Of course, you could say Singaporeans will benefit as they can stay employed. But the figure is something that is not certain. So can we use that money for something else? For better utilisation of the limited financial resources we have by helping workers who are retrenched or by other schemes which can more effectively help companies stay afloat?
Mr Lim Swee Say: Am I right to say that if the Workers’ Party is the government, and that in this crisis, the party under the leadership of Mr Low would not implement Jobs Credit? And that between implementing Jobs Credit and asking Singaporean workers to take a 9 percentage point CPF cut, the Workers’ Party would implement a 9 percentage point CPF cut rather than introduce a $4.5 billion Jobs Credit to save jobs?
Mr Low: I thought I made it clear in my speech that I welcome that CPF is not used in this downturn as a tool to cut employers’ cost. And if the Workers’ Party is in government, I’d rather that we use the money – if there’s a need to save employers’ cost – to pay directly to the CPF account of members…for companies which are in difficulty, rather than have a Jobs Credit scheme that gives companies, regardless (of) whether they are profitable.
Mr Lim: If the choice is between implementing a $4.5 billion Jobs Credit versus a 9 percentage point cut in CPF – you cannot have both, it’s either you introduce a Jobs Credit or you take a CPF cut – if that’s the situation, which one will the Workers’ Party go for?
Mr Low: Our position is that we will never cut the CPF. But the question is, must it be Jobs Credit? Could it be other forms to help employers to cut costs? There may be other forms. But to me, Jobs Credit as it is, I don’t think it’s effective.
Low’s salary queries
HOUGANG MP Low Thia Khiang questioned if the Government was sending “a mixed signal” to Singaporeans with its estimated salaries for political office-holders in the coming fiscal year.
He said the Budget for political appointments across the Government’s 14 ministries and the Prime Minister’s Office went down by “just 1 per cent” from $61.8 million in revised fiscal year 2008, to $61.4 million in 2009 estimates.
This refers to the total sum of money set aside to pay ministers, ministers of state, and parliamentary secretaries.
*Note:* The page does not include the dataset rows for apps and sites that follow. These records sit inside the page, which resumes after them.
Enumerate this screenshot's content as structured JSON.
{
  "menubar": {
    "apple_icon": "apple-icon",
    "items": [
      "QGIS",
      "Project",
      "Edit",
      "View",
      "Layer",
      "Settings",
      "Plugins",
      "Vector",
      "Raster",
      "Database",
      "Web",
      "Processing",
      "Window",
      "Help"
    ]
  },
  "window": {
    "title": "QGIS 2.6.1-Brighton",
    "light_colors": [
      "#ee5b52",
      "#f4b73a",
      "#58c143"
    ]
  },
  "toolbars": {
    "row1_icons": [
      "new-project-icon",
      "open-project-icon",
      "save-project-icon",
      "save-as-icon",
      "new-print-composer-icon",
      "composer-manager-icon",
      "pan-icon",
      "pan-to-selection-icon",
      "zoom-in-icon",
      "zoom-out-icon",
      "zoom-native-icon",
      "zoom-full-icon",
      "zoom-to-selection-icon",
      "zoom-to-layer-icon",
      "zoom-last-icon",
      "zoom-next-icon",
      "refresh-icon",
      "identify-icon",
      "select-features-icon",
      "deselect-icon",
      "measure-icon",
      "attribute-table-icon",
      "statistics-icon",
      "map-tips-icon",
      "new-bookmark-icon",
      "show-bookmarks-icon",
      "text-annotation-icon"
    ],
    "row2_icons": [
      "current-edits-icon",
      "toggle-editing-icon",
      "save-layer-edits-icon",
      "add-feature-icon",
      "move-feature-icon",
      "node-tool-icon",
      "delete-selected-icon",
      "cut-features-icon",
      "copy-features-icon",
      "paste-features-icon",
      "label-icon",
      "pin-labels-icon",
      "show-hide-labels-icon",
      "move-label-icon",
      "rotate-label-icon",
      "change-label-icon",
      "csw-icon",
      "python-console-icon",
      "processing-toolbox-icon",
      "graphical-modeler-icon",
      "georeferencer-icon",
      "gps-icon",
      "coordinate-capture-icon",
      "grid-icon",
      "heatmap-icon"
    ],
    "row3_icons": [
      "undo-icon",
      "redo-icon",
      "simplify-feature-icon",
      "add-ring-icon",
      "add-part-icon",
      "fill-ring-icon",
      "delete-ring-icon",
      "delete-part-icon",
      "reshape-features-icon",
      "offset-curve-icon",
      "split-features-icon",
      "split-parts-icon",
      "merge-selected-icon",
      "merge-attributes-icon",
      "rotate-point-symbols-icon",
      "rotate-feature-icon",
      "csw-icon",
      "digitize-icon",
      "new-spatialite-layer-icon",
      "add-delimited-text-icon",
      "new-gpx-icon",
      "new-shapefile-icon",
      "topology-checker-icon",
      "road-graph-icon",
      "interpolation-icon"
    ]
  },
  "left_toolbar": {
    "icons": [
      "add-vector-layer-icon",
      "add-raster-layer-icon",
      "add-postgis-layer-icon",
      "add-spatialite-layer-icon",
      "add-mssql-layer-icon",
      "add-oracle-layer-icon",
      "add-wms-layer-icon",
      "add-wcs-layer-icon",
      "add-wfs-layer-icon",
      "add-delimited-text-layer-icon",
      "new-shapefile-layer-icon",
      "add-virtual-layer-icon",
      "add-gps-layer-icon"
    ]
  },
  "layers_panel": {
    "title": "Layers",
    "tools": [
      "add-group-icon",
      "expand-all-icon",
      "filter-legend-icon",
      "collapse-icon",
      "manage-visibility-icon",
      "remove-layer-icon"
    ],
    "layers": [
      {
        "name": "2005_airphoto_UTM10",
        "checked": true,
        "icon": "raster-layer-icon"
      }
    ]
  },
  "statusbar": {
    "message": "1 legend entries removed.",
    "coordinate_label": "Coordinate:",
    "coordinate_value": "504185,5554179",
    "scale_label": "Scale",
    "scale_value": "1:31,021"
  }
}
The budgeted sum for each ministry is listed in the Budget Book, and is based on the number of political positions and their estimated salaries.
Said Mr Low: “This does not square with what Minister Teo Chee Hean disclosed in this House that the MR4 salary will drop by 20 per cent compared to 2008.”
Mr Teo, the Minister in charge of the Civil Service, said last month that senior permanent secretaries and entry-grade ministers at the MR4 grade will get 20 per cent less in 2009, compared to 2008.
Mr Low queried this. He said that despite head count staying the same, the political appointment budget estimates for five ministries and the Prime Minister’s Office saw a 5 to 12 per cent spike.
The figures also remained almost unchanged for six ministries, while there was a drop of 4, 12 and 29 per cent at three ministries. “Are we sending a mixed signal to the people? How can the Government ask Singaporeans to tighten their belts when it fails to restrain its own salary estimates?”
The Workers’ Party chief said that workers are facing more than just a wage freeze or cut. They are “staring down at the prospect of no-pay leave and retrenchment”.
“The Government should take the lead in tightening its belt wherever possible and spend generously and wisely in a focused manner to ride out the recession,” he said.
He also asked if “we really need to increase expenditure for defence by $644 million over FY 2008? I would imagine Mindef would be able to buy more for the same dollar in a world in recession.”